— Data supplied —

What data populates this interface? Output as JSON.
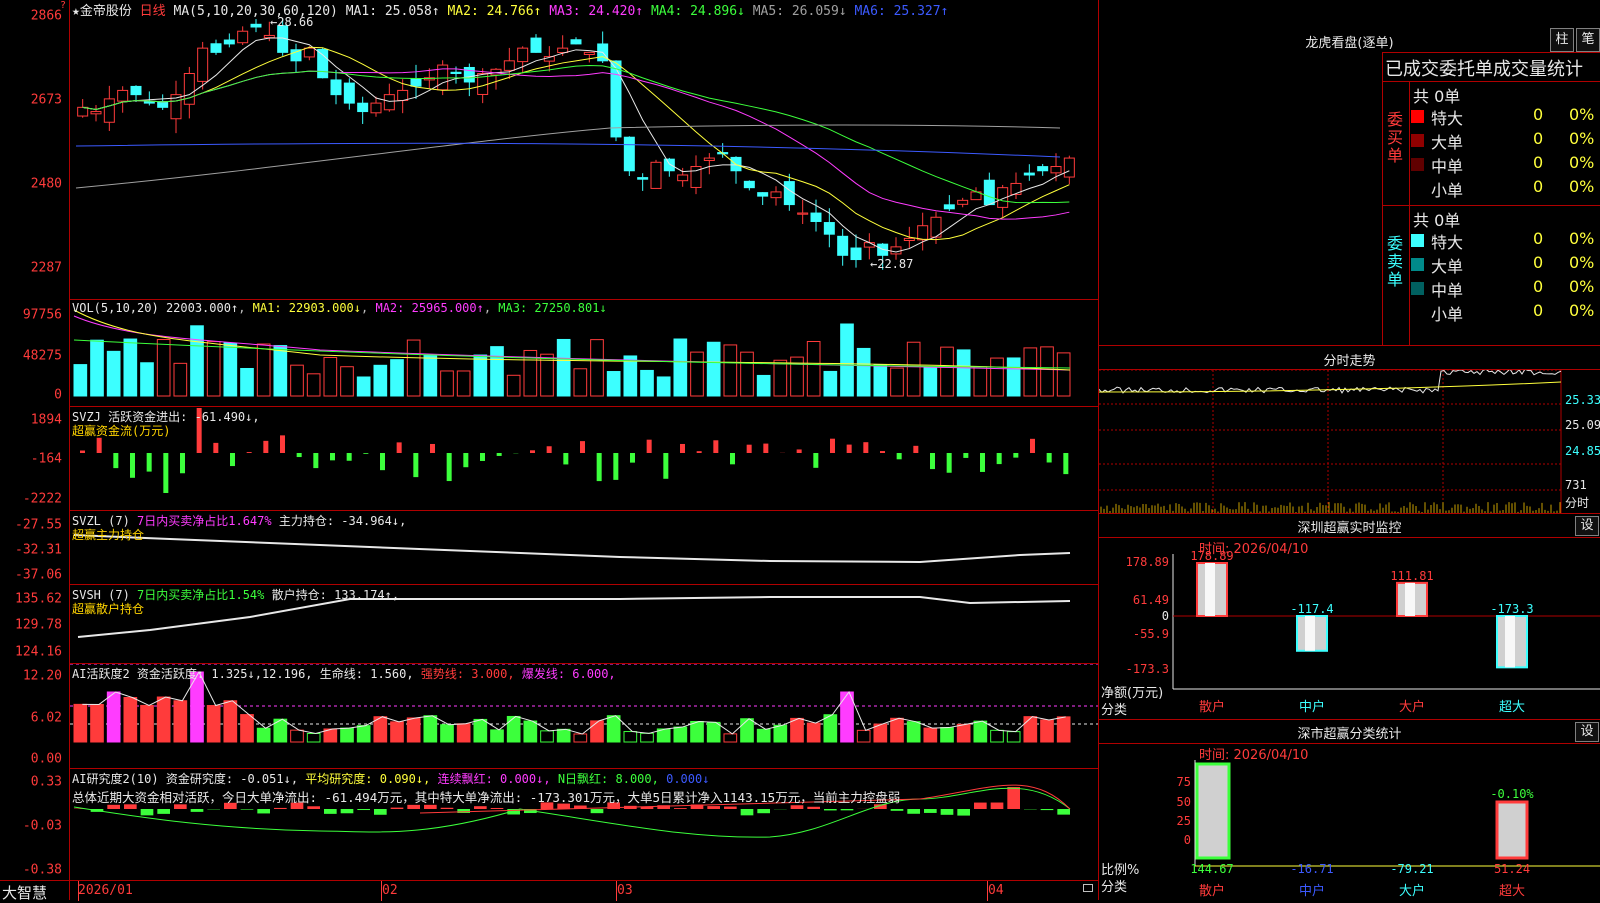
{
  "stock": {
    "name": "金帝股份",
    "period": "日线",
    "star": "★"
  },
  "kline": {
    "ma_header": "MA(5,10,20,30,60,120)",
    "ma_items": [
      {
        "label": "MA1: 25.058↑",
        "color": "#e8e8e8"
      },
      {
        "label": "MA2: 24.766↑",
        "color": "#ffff3c"
      },
      {
        "label": "MA3: 24.420↑",
        "color": "#ff3cff"
      },
      {
        "label": "MA4: 24.896↓",
        "color": "#3cff3c"
      },
      {
        "label": "MA5: 26.059↓",
        "color": "#a0a0a0"
      },
      {
        "label": "MA6: 25.327↑",
        "color": "#3c5aff"
      }
    ],
    "y_ticks": [
      "2866",
      "2673",
      "2480",
      "2287"
    ],
    "high_label": "28.66",
    "low_label": "22.87",
    "up_color": "#ff3b3b",
    "down_color": "#3cffff"
  },
  "vol": {
    "title": "VOL(5,10,20)",
    "value": "22003.000↑",
    "ma1": "MA1: 22903.000↓",
    "ma2": "MA2: 25965.000↑",
    "ma3": "MA3: 27250.801↓",
    "y_ticks": [
      "97756",
      "48275",
      "0"
    ]
  },
  "svzj": {
    "title": "SVZJ  活跃资金进出: -61.490↓,",
    "subtitle": "超赢资金流(万元)",
    "y_ticks": [
      "1894",
      "-164",
      "-2222"
    ]
  },
  "svzl": {
    "title": "SVZL (7)",
    "p1": "7日内买卖净占比1.647%",
    "p2": "主力持仓: -34.964↓,",
    "subtitle": "超赢主力持仓",
    "y_ticks": [
      "-27.55",
      "-32.31",
      "-37.06"
    ]
  },
  "svsh": {
    "title": "SVSH (7)",
    "p1": "7日内买卖净占比1.54%",
    "p2": "散户持仓: 133.174↑,",
    "subtitle": "超赢散户持仓",
    "y_ticks": [
      "135.62",
      "129.78",
      "124.16"
    ]
  },
  "huoyue": {
    "title": "AI活跃度2",
    "p1": "资金活跃度: 1.325↓,12.196,",
    "p2": "生命线: 1.560,",
    "p3": "强势线: 3.000,",
    "p4": "爆发线: 6.000,",
    "y_ticks": [
      "12.20",
      "6.02",
      "0.00"
    ]
  },
  "yanjiu": {
    "title": "AI研究度2(10)",
    "p1": "资金研究度: -0.051↓,",
    "p2": "平均研究度: 0.090↓,",
    "p3": "连续飘红: 0.000↓,",
    "p4": "N日飘红: 8.000,",
    "p5": "0.000↓",
    "summary": "总体近期大资金相对活跃，今日大单净流出: -61.494万元，其中特大单净流出: -173.301万元，大单5日累计净入1143.15万元，当前主力控盘弱",
    "y_ticks": [
      "0.33",
      "-0.03",
      "-0.38"
    ]
  },
  "xaxis": {
    "logo": "大智慧",
    "labels": [
      "2026/01",
      "02",
      "03",
      "04"
    ]
  },
  "longhu": {
    "title": "龙虎看盘(逐单)",
    "btn1": "柱",
    "btn2": "笔",
    "subtitle": "已成交委托单成交量统计",
    "buy": {
      "side": "委买单",
      "total": "共 0单",
      "rows": [
        {
          "name": "特大",
          "n": "0",
          "p": "0%",
          "color": "#ff0000"
        },
        {
          "name": "大单",
          "n": "0",
          "p": "0%",
          "color": "#900000"
        },
        {
          "name": "中单",
          "n": "0",
          "p": "0%",
          "color": "#600000"
        },
        {
          "name": "小单",
          "n": "0",
          "p": "0%",
          "color": "#000000"
        }
      ]
    },
    "sell": {
      "side": "委卖单",
      "total": "共 0单",
      "rows": [
        {
          "name": "特大",
          "n": "0",
          "p": "0%",
          "color": "#3cffff"
        },
        {
          "name": "大单",
          "n": "0",
          "p": "0%",
          "color": "#008a8a"
        },
        {
          "name": "中单",
          "n": "0",
          "p": "0%",
          "color": "#006060"
        },
        {
          "name": "小单",
          "n": "0",
          "p": "0%",
          "color": "#000000"
        }
      ]
    }
  },
  "fenshi": {
    "title": "分时走势",
    "y_ticks": [
      "25.33",
      "25.09",
      "24.85"
    ],
    "vol_ticks": [
      "731",
      "分时"
    ]
  },
  "monitor": {
    "title": "深圳超赢实时监控",
    "btn": "设",
    "time": "时间: 2026/04/10",
    "y_ticks": [
      "178.89",
      "61.49",
      "0",
      "-55.9",
      "-173.3"
    ],
    "ylabel1": "净额(万元)",
    "ylabel2": "分类",
    "bars": [
      {
        "label": "散户",
        "value": 178.89,
        "text": "178.89"
      },
      {
        "label": "中户",
        "value": -117.4,
        "text": "-117.4"
      },
      {
        "label": "大户",
        "value": 111.81,
        "text": "111.81"
      },
      {
        "label": "超大",
        "value": -173.3,
        "text": "-173.3"
      }
    ]
  },
  "classify": {
    "title": "深市超赢分类统计",
    "btn": "设",
    "time": "时间: 2026/04/10",
    "y_ticks": [
      "75",
      "50",
      "25",
      "0"
    ],
    "ylabel1": "比例%",
    "ylabel2": "分类",
    "bars": [
      {
        "label": "散户",
        "value": 144.67,
        "text": "144.67"
      },
      {
        "label": "中户",
        "value": -16.71,
        "text": "-16.71"
      },
      {
        "label": "大户",
        "value": -79.21,
        "text": "-79.21"
      },
      {
        "label": "超大",
        "value": 51.24,
        "text": "51.24",
        "pct": "-0.10%"
      }
    ]
  }
}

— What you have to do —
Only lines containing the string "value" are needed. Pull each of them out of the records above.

— Result of the exercise —
    "value": "22003.000↑",
        "value": 178.89,
        "value": -117.4,
        "value": 111.81,
        "value": -173.3,
        "value": 144.67,
        "value": -16.71,
        "value": -79.21,
        "value": 51.24,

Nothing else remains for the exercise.